◆ **DESCRIPTION OF THE TASK**
Would you print all of the entries exactly, please, but without their pictures?

◆ **DATA LISTING**
.....

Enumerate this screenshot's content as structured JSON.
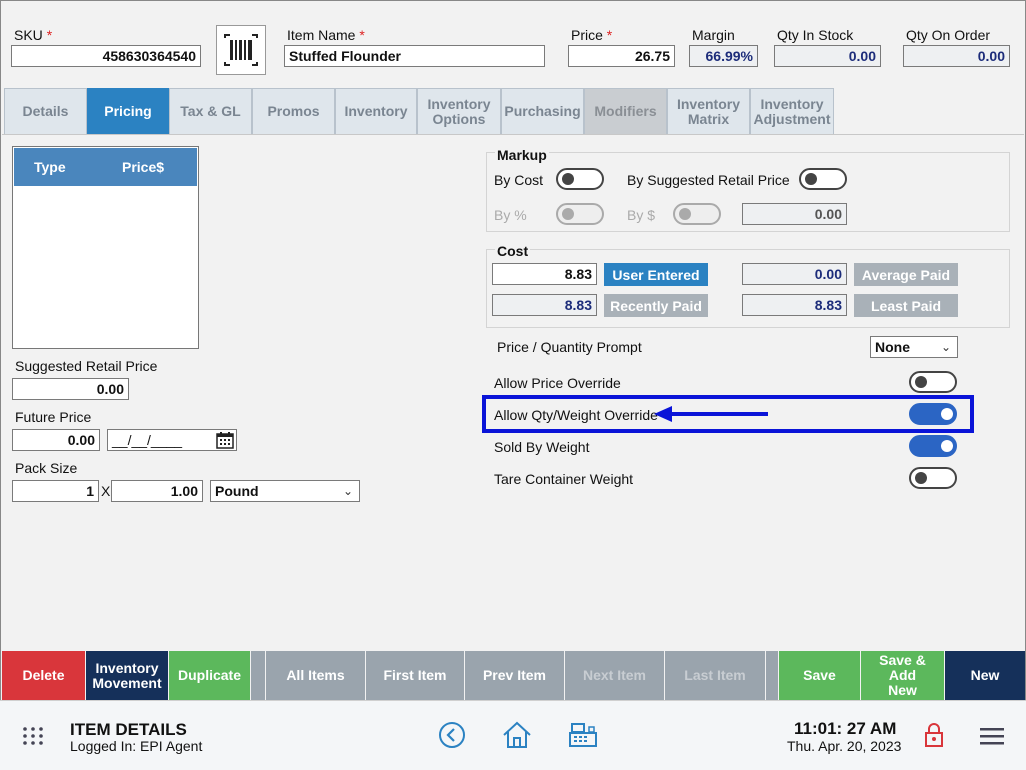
{
  "header": {
    "sku_label": "SKU",
    "sku_value": "458630364540",
    "item_name_label": "Item Name",
    "item_name_value": "Stuffed Flounder",
    "price_label": "Price",
    "price_value": "26.75",
    "margin_label": "Margin",
    "margin_value": "66.99%",
    "qty_in_stock_label": "Qty In Stock",
    "qty_in_stock_value": "0.00",
    "qty_on_order_label": "Qty On Order",
    "qty_on_order_value": "0.00",
    "required_marker": "*",
    "barcode_icon": "barcode-scan-icon"
  },
  "tabs": [
    {
      "label": "Details",
      "state": "normal"
    },
    {
      "label": "Pricing",
      "state": "active"
    },
    {
      "label": "Tax & GL",
      "state": "normal"
    },
    {
      "label": "Promos",
      "state": "normal"
    },
    {
      "label": "Inventory",
      "state": "normal"
    },
    {
      "label": "Inventory Options",
      "state": "normal"
    },
    {
      "label": "Purchasing",
      "state": "normal"
    },
    {
      "label": "Modifiers",
      "state": "disabled"
    },
    {
      "label": "Inventory Matrix",
      "state": "normal"
    },
    {
      "label": "Inventory Adjustment",
      "state": "normal"
    }
  ],
  "price_table": {
    "col_type": "Type",
    "col_price": "Price$"
  },
  "left": {
    "suggested_retail_label": "Suggested Retail Price",
    "suggested_retail_value": "0.00",
    "future_price_label": "Future Price",
    "future_price_value": "0.00",
    "future_date_value": "__/__/____",
    "calendar_icon": "calendar-icon",
    "pack_size_label": "Pack Size",
    "pack_size_qty": "1",
    "pack_size_x": "X",
    "pack_size_amount": "1.00",
    "pack_size_unit": "Pound"
  },
  "markup": {
    "title": "Markup",
    "by_cost_label": "By Cost",
    "by_suggested_label": "By Suggested Retail Price",
    "by_percent_label": "By %",
    "by_dollar_label": "By $",
    "value": "0.00"
  },
  "cost": {
    "title": "Cost",
    "user_entered_value": "8.83",
    "user_entered_button": "User Entered",
    "average_paid_value": "0.00",
    "average_paid_button": "Average Paid",
    "recently_paid_value": "8.83",
    "recently_paid_button": "Recently Paid",
    "least_paid_value": "8.83",
    "least_paid_button": "Least Paid"
  },
  "options": {
    "price_qty_prompt_label": "Price / Quantity Prompt",
    "price_qty_prompt_value": "None",
    "allow_price_override_label": "Allow Price Override",
    "allow_price_override": false,
    "allow_qty_weight_override_label": "Allow Qty/Weight Override",
    "allow_qty_weight_override": true,
    "sold_by_weight_label": "Sold By Weight",
    "sold_by_weight": true,
    "tare_container_label": "Tare Container Weight",
    "tare_container": false
  },
  "bottom_bar": [
    {
      "label": "Delete",
      "color": "#d9363b"
    },
    {
      "label": "Inventory Movement",
      "color": "#15305a"
    },
    {
      "label": "Duplicate",
      "color": "#5cb85c"
    },
    {
      "label": "All Items",
      "color": "#9aa4ad"
    },
    {
      "label": "First Item",
      "color": "#9aa4ad"
    },
    {
      "label": "Prev Item",
      "color": "#9aa4ad"
    },
    {
      "label": "Next Item",
      "color": "#9aa4ad"
    },
    {
      "label": "Last Item",
      "color": "#9aa4ad"
    },
    {
      "label": "Save",
      "color": "#5cb85c"
    },
    {
      "label": "Save & Add New",
      "color": "#5cb85c"
    },
    {
      "label": "New",
      "color": "#15305a"
    }
  ],
  "footer": {
    "title": "ITEM DETAILS",
    "logged_in": "Logged In:  EPI Agent",
    "time": "11:01: 27 AM",
    "date": "Thu. Apr. 20, 2023"
  },
  "colors": {
    "accent": "#2b82c2",
    "highlight_box": "#0a14d8",
    "toggle_on": "#2b65c4"
  }
}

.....

◆ **SOLUTION**
Enumerate this screenshot's content as structured JSON.
{
  "header": {
    "sku_label": "SKU",
    "sku_value": "458630364540",
    "item_name_label": "Item Name",
    "item_name_value": "Stuffed Flounder",
    "price_label": "Price",
    "price_value": "26.75",
    "margin_label": "Margin",
    "margin_value": "66.99%",
    "qty_in_stock_label": "Qty In Stock",
    "qty_in_stock_value": "0.00",
    "qty_on_order_label": "Qty On Order",
    "qty_on_order_value": "0.00",
    "required_marker": "*",
    "barcode_icon": "barcode-scan-icon"
  },
  "tabs": [
    {
      "label": "Details",
      "state": "normal"
    },
    {
      "label": "Pricing",
      "state": "active"
    },
    {
      "label": "Tax & GL",
      "state": "normal"
    },
    {
      "label": "Promos",
      "state": "normal"
    },
    {
      "label": "Inventory",
      "state": "normal"
    },
    {
      "label": "Inventory Options",
      "state": "normal"
    },
    {
      "label": "Purchasing",
      "state": "normal"
    },
    {
      "label": "Modifiers",
      "state": "disabled"
    },
    {
      "label": "Inventory Matrix",
      "state": "normal"
    },
    {
      "label": "Inventory Adjustment",
      "state": "normal"
    }
  ],
  "price_table": {
    "col_type": "Type",
    "col_price": "Price$"
  },
  "left": {
    "suggested_retail_label": "Suggested Retail Price",
    "suggested_retail_value": "0.00",
    "future_price_label": "Future Price",
    "future_price_value": "0.00",
    "future_date_value": "__/__/____",
    "calendar_icon": "calendar-icon",
    "pack_size_label": "Pack Size",
    "pack_size_qty": "1",
    "pack_size_x": "X",
    "pack_size_amount": "1.00",
    "pack_size_unit": "Pound"
  },
  "markup": {
    "title": "Markup",
    "by_cost_label": "By Cost",
    "by_suggested_label": "By Suggested Retail Price",
    "by_percent_label": "By %",
    "by_dollar_label": "By $",
    "value": "0.00"
  },
  "cost": {
    "title": "Cost",
    "user_entered_value": "8.83",
    "user_entered_button": "User Entered",
    "average_paid_value": "0.00",
    "average_paid_button": "Average Paid",
    "recently_paid_value": "8.83",
    "recently_paid_button": "Recently Paid",
    "least_paid_value": "8.83",
    "least_paid_button": "Least Paid"
  },
  "options": {
    "price_qty_prompt_label": "Price / Quantity Prompt",
    "price_qty_prompt_value": "None",
    "allow_price_override_label": "Allow Price Override",
    "allow_price_override": false,
    "allow_qty_weight_override_label": "Allow Qty/Weight Override",
    "allow_qty_weight_override": true,
    "sold_by_weight_label": "Sold By Weight",
    "sold_by_weight": true,
    "tare_container_label": "Tare Container Weight",
    "tare_container": false
  },
  "bottom_bar": [
    {
      "label": "Delete",
      "color": "#d9363b"
    },
    {
      "label": "Inventory Movement",
      "color": "#15305a"
    },
    {
      "label": "Duplicate",
      "color": "#5cb85c"
    },
    {
      "label": "All Items",
      "color": "#9aa4ad"
    },
    {
      "label": "First Item",
      "color": "#9aa4ad"
    },
    {
      "label": "Prev Item",
      "color": "#9aa4ad"
    },
    {
      "label": "Next Item",
      "color": "#9aa4ad"
    },
    {
      "label": "Last Item",
      "color": "#9aa4ad"
    },
    {
      "label": "Save",
      "color": "#5cb85c"
    },
    {
      "label": "Save & Add New",
      "color": "#5cb85c"
    },
    {
      "label": "New",
      "color": "#15305a"
    }
  ],
  "footer": {
    "title": "ITEM DETAILS",
    "logged_in": "Logged In:  EPI Agent",
    "time": "11:01: 27 AM",
    "date": "Thu. Apr. 20, 2023"
  },
  "colors": {
    "accent": "#2b82c2",
    "highlight_box": "#0a14d8",
    "toggle_on": "#2b65c4"
  }
}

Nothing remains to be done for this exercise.